::: DATA TO PROCESS :::
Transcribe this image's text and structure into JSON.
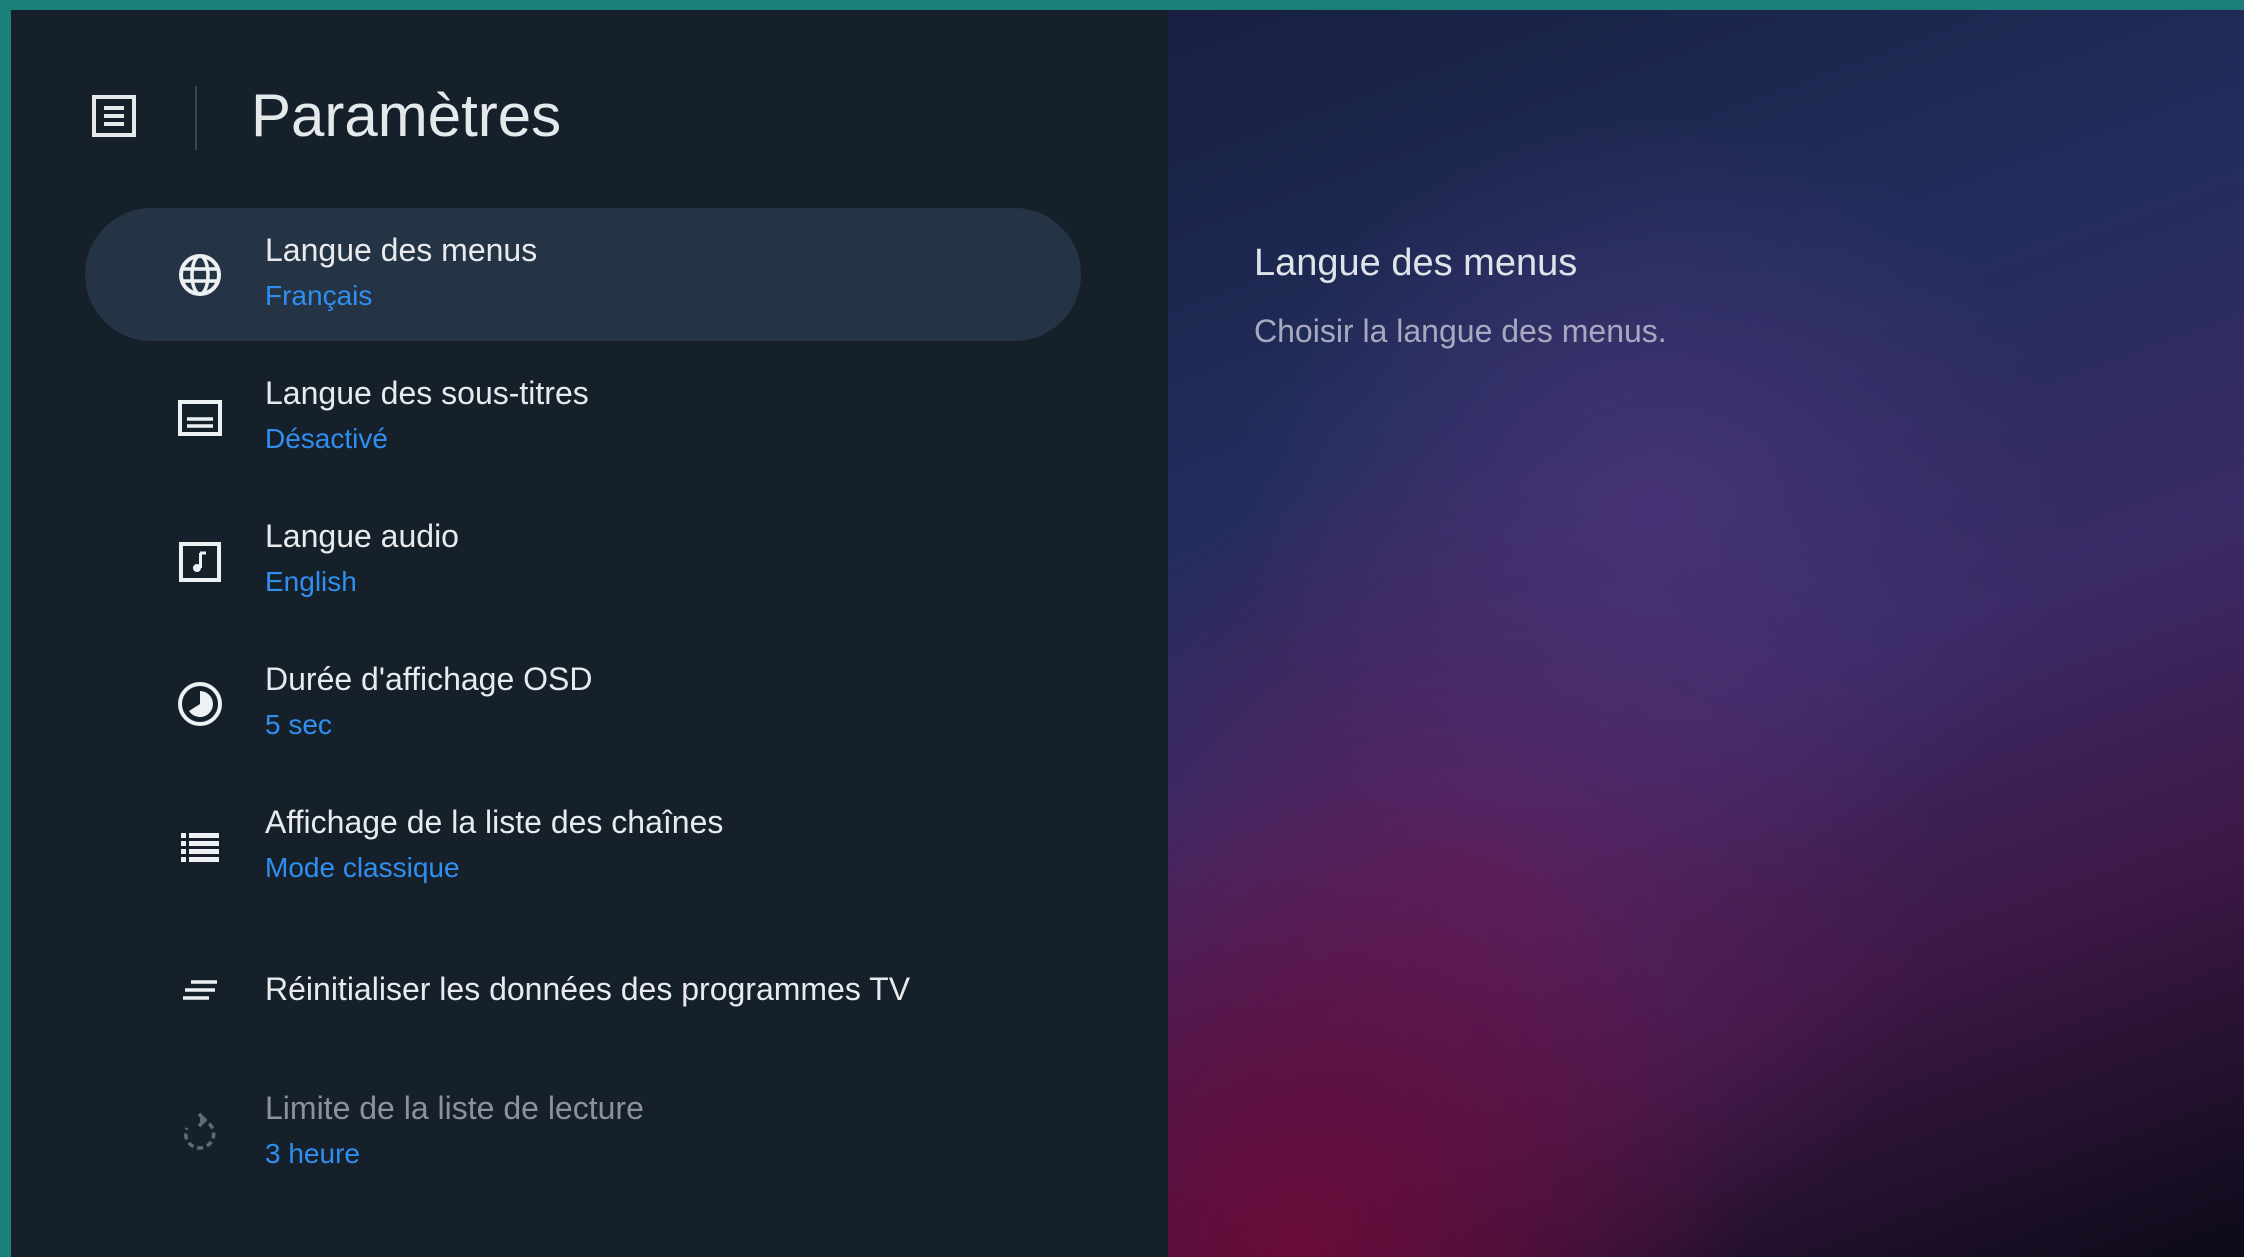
{
  "header": {
    "icon": "settings-list-icon",
    "title": "Paramètres"
  },
  "menu": {
    "items": [
      {
        "icon": "globe-icon",
        "label": "Langue des menus",
        "value": "Français",
        "selected": true
      },
      {
        "icon": "subtitles-icon",
        "label": "Langue des sous-titres",
        "value": "Désactivé"
      },
      {
        "icon": "audio-icon",
        "label": "Langue audio",
        "value": "English"
      },
      {
        "icon": "timer-icon",
        "label": "Durée d'affichage OSD",
        "value": "5 sec"
      },
      {
        "icon": "list-icon",
        "label": "Affichage de la liste des chaînes",
        "value": "Mode classique"
      },
      {
        "icon": "reset-icon",
        "label": "Réinitialiser les données des programmes TV"
      },
      {
        "icon": "replay-icon",
        "label": "Limite de la liste de lecture",
        "value": "3 heure",
        "disabled": true
      }
    ]
  },
  "detail": {
    "title": "Langue des menus",
    "description": "Choisir la langue des menus."
  },
  "colors": {
    "accent": "#2f8ff0",
    "selected_bg": "#253445",
    "panel_bg": "#16202a",
    "frame": "#1b7f7a"
  }
}
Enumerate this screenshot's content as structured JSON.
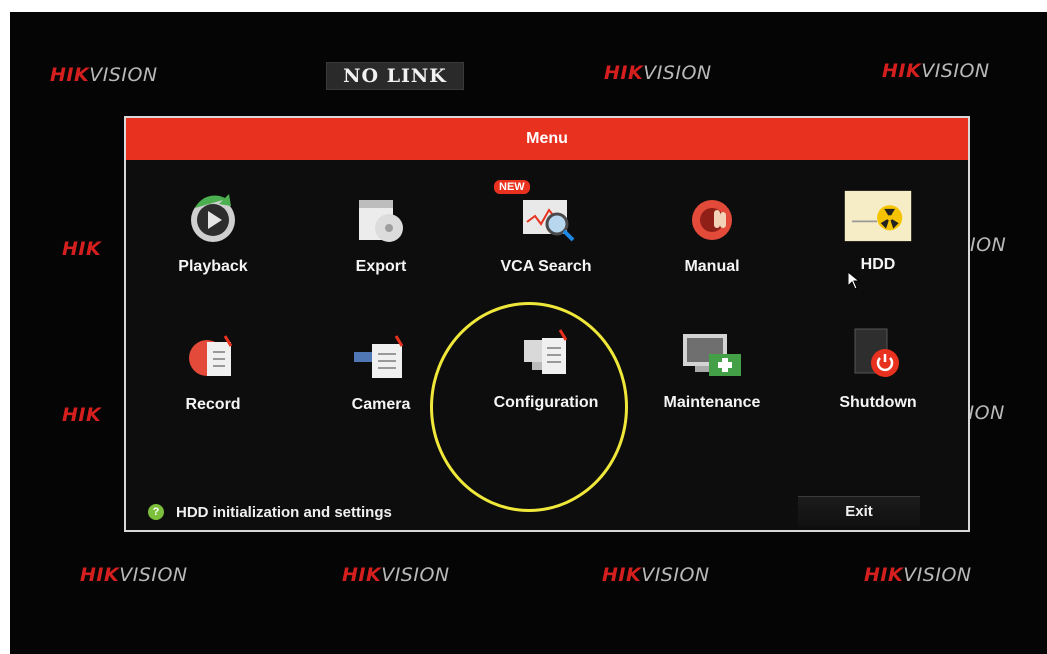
{
  "watermark": {
    "brand": "HIK",
    "suffix": "VISION"
  },
  "status": {
    "no_link": "NO LINK"
  },
  "menu": {
    "title": "Menu",
    "items": [
      {
        "label": "Playback",
        "icon": "playback-icon"
      },
      {
        "label": "Export",
        "icon": "export-icon"
      },
      {
        "label": "VCA Search",
        "icon": "vca-search-icon",
        "badge": "NEW"
      },
      {
        "label": "Manual",
        "icon": "manual-icon"
      },
      {
        "label": "HDD",
        "icon": "hdd-icon"
      },
      {
        "label": "Record",
        "icon": "record-icon"
      },
      {
        "label": "Camera",
        "icon": "camera-icon"
      },
      {
        "label": "Configuration",
        "icon": "configuration-icon"
      },
      {
        "label": "Maintenance",
        "icon": "maintenance-icon"
      },
      {
        "label": "Shutdown",
        "icon": "shutdown-icon"
      }
    ],
    "hint": "HDD initialization and settings",
    "exit": "Exit"
  },
  "colors": {
    "accent": "#e8311f",
    "highlight_circle": "#efe83a",
    "hint": "#7cbf3a"
  }
}
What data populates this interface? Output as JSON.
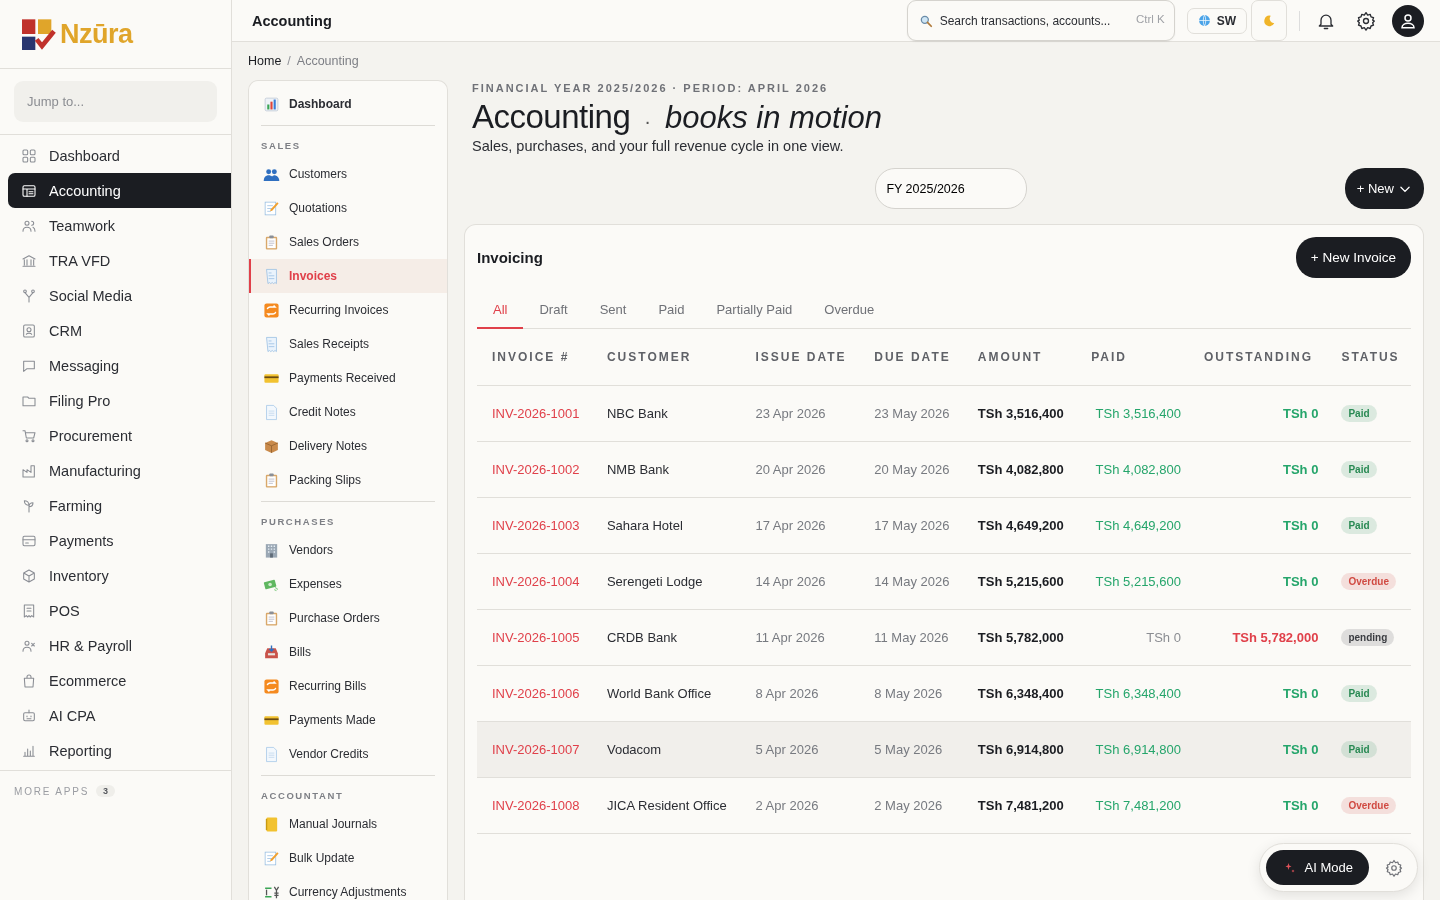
{
  "brand": {
    "name": "Nzūra"
  },
  "sidebar": {
    "search_placeholder": "Jump to...",
    "items": [
      {
        "label": "Dashboard",
        "selected": false
      },
      {
        "label": "Accounting",
        "selected": true
      },
      {
        "label": "Teamwork",
        "selected": false
      },
      {
        "label": "TRA VFD",
        "selected": false
      },
      {
        "label": "Social Media",
        "selected": false
      },
      {
        "label": "CRM",
        "selected": false
      },
      {
        "label": "Messaging",
        "selected": false
      },
      {
        "label": "Filing Pro",
        "selected": false
      },
      {
        "label": "Procurement",
        "selected": false
      },
      {
        "label": "Manufacturing",
        "selected": false
      },
      {
        "label": "Farming",
        "selected": false
      },
      {
        "label": "Payments",
        "selected": false
      },
      {
        "label": "Inventory",
        "selected": false
      },
      {
        "label": "POS",
        "selected": false
      },
      {
        "label": "HR & Payroll",
        "selected": false
      },
      {
        "label": "Ecommerce",
        "selected": false
      },
      {
        "label": "AI CPA",
        "selected": false
      },
      {
        "label": "Reporting",
        "selected": false
      }
    ],
    "more_apps": {
      "label": "MORE APPS",
      "count": "3"
    }
  },
  "header": {
    "title": "Accounting",
    "search_placeholder": "Search transactions, accounts...",
    "shortcut": "Ctrl K",
    "language": "SW"
  },
  "breadcrumb": {
    "items": [
      "Home",
      "Accounting"
    ],
    "separator": "/"
  },
  "subnav": {
    "top": {
      "label": "Dashboard",
      "selected": false
    },
    "sections": [
      {
        "title": "SALES",
        "items": [
          {
            "label": "Customers",
            "selected": false
          },
          {
            "label": "Quotations",
            "selected": false
          },
          {
            "label": "Sales Orders",
            "selected": false
          },
          {
            "label": "Invoices",
            "selected": true
          },
          {
            "label": "Recurring Invoices",
            "selected": false
          },
          {
            "label": "Sales Receipts",
            "selected": false
          },
          {
            "label": "Payments Received",
            "selected": false
          },
          {
            "label": "Credit Notes",
            "selected": false
          },
          {
            "label": "Delivery Notes",
            "selected": false
          },
          {
            "label": "Packing Slips",
            "selected": false
          }
        ]
      },
      {
        "title": "PURCHASES",
        "items": [
          {
            "label": "Vendors",
            "selected": false
          },
          {
            "label": "Expenses",
            "selected": false
          },
          {
            "label": "Purchase Orders",
            "selected": false
          },
          {
            "label": "Bills",
            "selected": false
          },
          {
            "label": "Recurring Bills",
            "selected": false
          },
          {
            "label": "Payments Made",
            "selected": false
          },
          {
            "label": "Vendor Credits",
            "selected": false
          }
        ]
      },
      {
        "title": "ACCOUNTANT",
        "items": [
          {
            "label": "Manual Journals",
            "selected": false
          },
          {
            "label": "Bulk Update",
            "selected": false
          },
          {
            "label": "Currency Adjustments",
            "selected": false
          }
        ]
      }
    ]
  },
  "page": {
    "eyebrow": "FINANCIAL YEAR 2025/2026 · PERIOD: APRIL 2026",
    "title": "Accounting",
    "separator": "·",
    "tagline": "books in motion",
    "subtitle": "Sales, purchases, and your full revenue cycle in one view.",
    "year_field": "FY 2025/2026",
    "new_button": "+ New"
  },
  "invoicing": {
    "title": "Invoicing",
    "new_button": "+ New Invoice",
    "tabs": [
      {
        "label": "All",
        "selected": true
      },
      {
        "label": "Draft",
        "selected": false
      },
      {
        "label": "Sent",
        "selected": false
      },
      {
        "label": "Paid",
        "selected": false
      },
      {
        "label": "Partially Paid",
        "selected": false
      },
      {
        "label": "Overdue",
        "selected": false
      }
    ],
    "columns": [
      "INVOICE #",
      "CUSTOMER",
      "ISSUE DATE",
      "DUE DATE",
      "AMOUNT",
      "PAID",
      "OUTSTANDING",
      "STATUS"
    ],
    "rows": [
      {
        "number": "INV-2026-1001",
        "customer": "NBC Bank",
        "issue": "23 Apr 2026",
        "due": "23 May 2026",
        "amount": "TSh 3,516,400",
        "paid": "TSh 3,516,400",
        "outstanding": "TSh 0",
        "outstanding_due": false,
        "status": {
          "label": "Paid",
          "color": "#2a8a54"
        },
        "highlighted": false
      },
      {
        "number": "INV-2026-1002",
        "customer": "NMB Bank",
        "issue": "20 Apr 2026",
        "due": "20 May 2026",
        "amount": "TSh 4,082,800",
        "paid": "TSh 4,082,800",
        "outstanding": "TSh 0",
        "outstanding_due": false,
        "status": {
          "label": "Paid",
          "color": "#2a8a54"
        },
        "highlighted": false
      },
      {
        "number": "INV-2026-1003",
        "customer": "Sahara Hotel",
        "issue": "17 Apr 2026",
        "due": "17 May 2026",
        "amount": "TSh 4,649,200",
        "paid": "TSh 4,649,200",
        "outstanding": "TSh 0",
        "outstanding_due": false,
        "status": {
          "label": "Paid",
          "color": "#2a8a54"
        },
        "highlighted": false
      },
      {
        "number": "INV-2026-1004",
        "customer": "Serengeti Lodge",
        "issue": "14 Apr 2026",
        "due": "14 May 2026",
        "amount": "TSh 5,215,600",
        "paid": "TSh 5,215,600",
        "outstanding": "TSh 0",
        "outstanding_due": false,
        "status": {
          "label": "Overdue",
          "color": "#d04a42"
        },
        "highlighted": false
      },
      {
        "number": "INV-2026-1005",
        "customer": "CRDB Bank",
        "issue": "11 Apr 2026",
        "due": "11 May 2026",
        "amount": "TSh 5,782,000",
        "paid": "TSh 0",
        "outstanding": "TSh 5,782,000",
        "outstanding_due": true,
        "status": {
          "label": "pending",
          "color": "#3b3d42"
        },
        "highlighted": false
      },
      {
        "number": "INV-2026-1006",
        "customer": "World Bank Office",
        "issue": "8 Apr 2026",
        "due": "8 May 2026",
        "amount": "TSh 6,348,400",
        "paid": "TSh 6,348,400",
        "outstanding": "TSh 0",
        "outstanding_due": false,
        "status": {
          "label": "Paid",
          "color": "#2a8a54"
        },
        "highlighted": false
      },
      {
        "number": "INV-2026-1007",
        "customer": "Vodacom",
        "issue": "5 Apr 2026",
        "due": "5 May 2026",
        "amount": "TSh 6,914,800",
        "paid": "TSh 6,914,800",
        "outstanding": "TSh 0",
        "outstanding_due": false,
        "status": {
          "label": "Paid",
          "color": "#2a8a54"
        },
        "highlighted": true
      },
      {
        "number": "INV-2026-1008",
        "customer": "JICA Resident Office",
        "issue": "2 Apr 2026",
        "due": "2 May 2026",
        "amount": "TSh 7,481,200",
        "paid": "TSh 7,481,200",
        "outstanding": "TSh 0",
        "outstanding_due": false,
        "status": {
          "label": "Overdue",
          "color": "#d04a42"
        },
        "highlighted": false
      }
    ]
  },
  "ai_widget": {
    "label": "AI Mode"
  }
}
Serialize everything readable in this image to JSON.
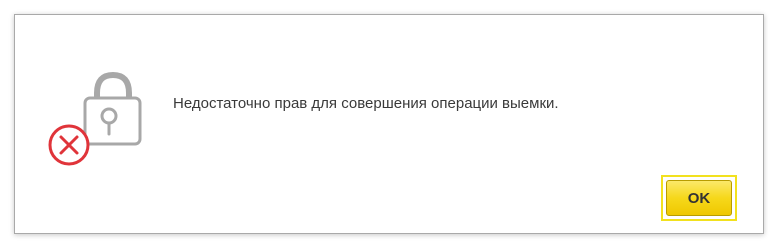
{
  "dialog": {
    "message": "Недостаточно прав для совершения операции выемки.",
    "icon": "lock-error-icon",
    "ok_label": "OK"
  },
  "colors": {
    "button_fill": "#f6d81b",
    "button_focus_frame": "#f2e11e",
    "error_red": "#e0343a",
    "lock_gray": "#a8a8a8"
  }
}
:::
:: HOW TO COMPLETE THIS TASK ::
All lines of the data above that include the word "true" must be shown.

:: OUTPUT OF THE EXERCISE ::
        "selected": true
        "disabled": true
        "selected": true
            "selected": true
        "selected": true
        "outstanding_due": true,
        "highlighted": true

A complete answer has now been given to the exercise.